April 8, 2010 - PEARL HARBOR (NNS) -- Pearl Harbor Naval Shipyard and Intermediate Maintenance Facility (PHNSY & IMF), a Naval Sea Systems Command (NAVSEA) field activity, dry docked USS Hawaii (SSN 776), March 30.
Hawaii is the first U.S. Pacific fleet Virginia-class submarine to go into dry dock at Pearl Harbor, one of NAVSEA's four public shipyards playing a major role in maintaining America's fleet. The ship will undergo routine inspection and maintenance in the shipyard until early May.
"The entire shipyard was very excited to dry dock USS Hawaii, and validate the hard work and dedication of the many people involved in this evolution," said Shipyard Commander Capt. Greg Thomas. "The successful execution was the fruit of their labor, earned from careful and relentless preparation."
The shipyard has been researching, planning and training for dry-docking evolutions since June 2008. Because Virginia-class submarines pose unique challenges that make docking the modern vessels more complicated than Los Angeles-class ships, the shipyard put together a special project team strictly dedicated to Hawaii's dry docking.

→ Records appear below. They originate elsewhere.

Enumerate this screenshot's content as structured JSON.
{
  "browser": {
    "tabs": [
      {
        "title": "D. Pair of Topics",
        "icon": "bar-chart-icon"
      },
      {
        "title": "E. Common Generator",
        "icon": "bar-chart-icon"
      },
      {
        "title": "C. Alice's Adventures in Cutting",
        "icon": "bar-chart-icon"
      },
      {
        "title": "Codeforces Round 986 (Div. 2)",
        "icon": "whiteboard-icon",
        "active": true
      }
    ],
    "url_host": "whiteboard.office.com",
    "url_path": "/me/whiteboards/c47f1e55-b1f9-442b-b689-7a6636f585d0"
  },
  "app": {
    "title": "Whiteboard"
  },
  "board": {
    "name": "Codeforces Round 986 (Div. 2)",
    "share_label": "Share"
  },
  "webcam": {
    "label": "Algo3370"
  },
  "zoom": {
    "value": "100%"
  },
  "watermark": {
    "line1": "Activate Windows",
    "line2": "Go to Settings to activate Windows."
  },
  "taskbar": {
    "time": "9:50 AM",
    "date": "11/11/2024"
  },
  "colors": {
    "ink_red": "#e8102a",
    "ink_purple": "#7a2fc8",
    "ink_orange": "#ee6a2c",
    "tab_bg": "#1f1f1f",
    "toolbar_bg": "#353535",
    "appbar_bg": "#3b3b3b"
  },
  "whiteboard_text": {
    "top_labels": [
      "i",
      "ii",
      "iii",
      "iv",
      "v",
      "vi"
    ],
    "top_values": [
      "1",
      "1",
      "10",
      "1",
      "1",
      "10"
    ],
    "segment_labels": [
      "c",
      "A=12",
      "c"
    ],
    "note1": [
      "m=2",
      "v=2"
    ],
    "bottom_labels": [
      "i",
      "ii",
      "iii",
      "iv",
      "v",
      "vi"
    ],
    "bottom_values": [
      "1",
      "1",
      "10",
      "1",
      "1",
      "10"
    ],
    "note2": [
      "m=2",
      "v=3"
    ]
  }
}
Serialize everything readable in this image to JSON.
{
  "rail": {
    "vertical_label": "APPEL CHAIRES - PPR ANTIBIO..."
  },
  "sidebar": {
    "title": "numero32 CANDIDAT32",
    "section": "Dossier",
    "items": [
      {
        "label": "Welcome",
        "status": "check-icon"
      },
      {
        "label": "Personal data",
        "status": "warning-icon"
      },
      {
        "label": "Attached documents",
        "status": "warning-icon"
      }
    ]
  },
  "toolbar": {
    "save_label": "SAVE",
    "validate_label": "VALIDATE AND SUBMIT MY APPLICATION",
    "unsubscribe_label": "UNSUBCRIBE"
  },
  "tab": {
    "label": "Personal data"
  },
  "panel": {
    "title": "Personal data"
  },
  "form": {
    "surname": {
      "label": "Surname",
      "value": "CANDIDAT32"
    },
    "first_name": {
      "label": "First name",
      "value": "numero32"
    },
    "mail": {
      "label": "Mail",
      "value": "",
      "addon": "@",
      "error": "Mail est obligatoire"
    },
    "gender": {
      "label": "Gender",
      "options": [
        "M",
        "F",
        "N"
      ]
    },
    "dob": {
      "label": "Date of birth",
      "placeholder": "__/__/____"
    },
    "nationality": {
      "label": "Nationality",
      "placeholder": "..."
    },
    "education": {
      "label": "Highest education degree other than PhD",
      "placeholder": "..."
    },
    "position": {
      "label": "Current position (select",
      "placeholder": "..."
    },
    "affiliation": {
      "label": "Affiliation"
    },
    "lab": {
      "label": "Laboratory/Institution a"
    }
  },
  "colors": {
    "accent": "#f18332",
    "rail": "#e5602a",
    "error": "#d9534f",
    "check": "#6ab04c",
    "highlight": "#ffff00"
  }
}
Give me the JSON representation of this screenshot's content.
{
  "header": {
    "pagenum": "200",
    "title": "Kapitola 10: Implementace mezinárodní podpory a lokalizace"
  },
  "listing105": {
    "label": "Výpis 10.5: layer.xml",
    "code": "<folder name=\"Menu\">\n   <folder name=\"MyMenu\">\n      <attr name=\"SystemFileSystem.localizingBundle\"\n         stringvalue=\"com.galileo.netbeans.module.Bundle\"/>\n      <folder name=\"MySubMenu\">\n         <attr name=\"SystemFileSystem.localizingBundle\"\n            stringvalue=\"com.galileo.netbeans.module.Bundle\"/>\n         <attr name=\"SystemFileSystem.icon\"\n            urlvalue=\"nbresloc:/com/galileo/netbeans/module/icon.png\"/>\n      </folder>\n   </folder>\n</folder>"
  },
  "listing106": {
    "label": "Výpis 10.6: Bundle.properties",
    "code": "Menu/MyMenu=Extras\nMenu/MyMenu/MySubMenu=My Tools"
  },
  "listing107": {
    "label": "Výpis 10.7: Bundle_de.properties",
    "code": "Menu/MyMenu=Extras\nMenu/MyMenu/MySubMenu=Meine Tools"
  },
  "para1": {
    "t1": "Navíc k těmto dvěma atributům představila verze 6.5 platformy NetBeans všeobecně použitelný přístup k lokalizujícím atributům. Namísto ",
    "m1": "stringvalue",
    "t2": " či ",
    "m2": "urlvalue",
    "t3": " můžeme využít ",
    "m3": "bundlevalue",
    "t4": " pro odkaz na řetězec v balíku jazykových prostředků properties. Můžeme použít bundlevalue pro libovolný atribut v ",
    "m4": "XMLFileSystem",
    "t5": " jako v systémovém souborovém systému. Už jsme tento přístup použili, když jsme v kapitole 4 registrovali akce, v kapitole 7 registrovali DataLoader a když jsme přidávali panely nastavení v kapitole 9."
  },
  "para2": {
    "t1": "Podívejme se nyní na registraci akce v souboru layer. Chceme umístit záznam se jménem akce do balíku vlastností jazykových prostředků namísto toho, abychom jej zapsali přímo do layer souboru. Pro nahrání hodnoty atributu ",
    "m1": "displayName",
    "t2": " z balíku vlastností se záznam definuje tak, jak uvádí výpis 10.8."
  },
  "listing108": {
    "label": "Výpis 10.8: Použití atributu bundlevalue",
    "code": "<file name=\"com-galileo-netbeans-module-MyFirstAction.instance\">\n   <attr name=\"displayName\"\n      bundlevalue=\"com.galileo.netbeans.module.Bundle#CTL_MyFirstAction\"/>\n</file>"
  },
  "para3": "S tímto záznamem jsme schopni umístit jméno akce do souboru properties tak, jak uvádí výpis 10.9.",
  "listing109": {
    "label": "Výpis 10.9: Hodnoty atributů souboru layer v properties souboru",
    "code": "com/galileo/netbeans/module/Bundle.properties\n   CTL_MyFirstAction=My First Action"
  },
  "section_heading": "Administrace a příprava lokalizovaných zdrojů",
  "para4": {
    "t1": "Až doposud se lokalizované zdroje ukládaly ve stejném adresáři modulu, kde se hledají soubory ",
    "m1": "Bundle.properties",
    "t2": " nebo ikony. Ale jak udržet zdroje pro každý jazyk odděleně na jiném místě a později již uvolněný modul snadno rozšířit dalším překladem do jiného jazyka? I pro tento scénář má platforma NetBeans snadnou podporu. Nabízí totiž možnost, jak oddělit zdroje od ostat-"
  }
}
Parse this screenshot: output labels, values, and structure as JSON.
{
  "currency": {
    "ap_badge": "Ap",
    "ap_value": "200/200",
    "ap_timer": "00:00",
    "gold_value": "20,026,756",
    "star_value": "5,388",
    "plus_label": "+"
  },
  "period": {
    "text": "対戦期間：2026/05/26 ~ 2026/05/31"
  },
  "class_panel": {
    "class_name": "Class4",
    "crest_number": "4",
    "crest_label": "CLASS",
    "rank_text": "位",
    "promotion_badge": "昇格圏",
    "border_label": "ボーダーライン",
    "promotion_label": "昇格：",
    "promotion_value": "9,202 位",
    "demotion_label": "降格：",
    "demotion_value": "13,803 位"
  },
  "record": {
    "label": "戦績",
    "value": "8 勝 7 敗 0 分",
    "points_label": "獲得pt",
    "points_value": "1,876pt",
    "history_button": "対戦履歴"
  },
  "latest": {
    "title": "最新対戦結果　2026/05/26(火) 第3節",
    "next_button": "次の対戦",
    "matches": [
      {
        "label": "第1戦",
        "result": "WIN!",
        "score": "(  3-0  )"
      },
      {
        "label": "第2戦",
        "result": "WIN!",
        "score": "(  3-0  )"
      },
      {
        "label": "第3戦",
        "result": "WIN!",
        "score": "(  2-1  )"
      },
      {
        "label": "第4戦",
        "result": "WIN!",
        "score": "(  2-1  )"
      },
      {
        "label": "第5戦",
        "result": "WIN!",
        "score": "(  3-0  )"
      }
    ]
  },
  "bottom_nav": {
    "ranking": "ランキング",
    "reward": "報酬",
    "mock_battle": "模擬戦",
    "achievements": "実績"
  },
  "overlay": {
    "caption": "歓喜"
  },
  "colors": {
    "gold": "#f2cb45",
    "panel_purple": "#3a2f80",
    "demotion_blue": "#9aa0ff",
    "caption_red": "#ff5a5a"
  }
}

The project team underwent extensive preparations to safely and efficiently dry dock Hawaii. First, the shipyard conducted a realistic Virginia class mock docking availability in August 2008, followed by an evaluation session to capture lessons learned from the exercise. Several weeks prior to the docking, two all-trades conferences were held, instead of the usual single conference.
"The extra pre-trades conference was an above-and-beyond effort put forth for Virginia-class docking," said Cmdr. Leonard Laforteza, PHNSY & IMF's Virginia-class program manager. "It was important to address all the potential issues."
Dry docking Hawaii also provided a model for future repair work in the shipyard on Virginia-class submarines.
Hawaii, which arrived at Pearl Harbor last July, is the first submarine to be homeported in Pearl Harbor, and the first commissioned U.S. Navy vessel to bear the name of the Aloha State. Hawaii represents the very latest in submarine technology and capability, featuring an advanced combat control system; sensors; improved surveillance, reconnaissance capabilities; and special operations forces capabilities.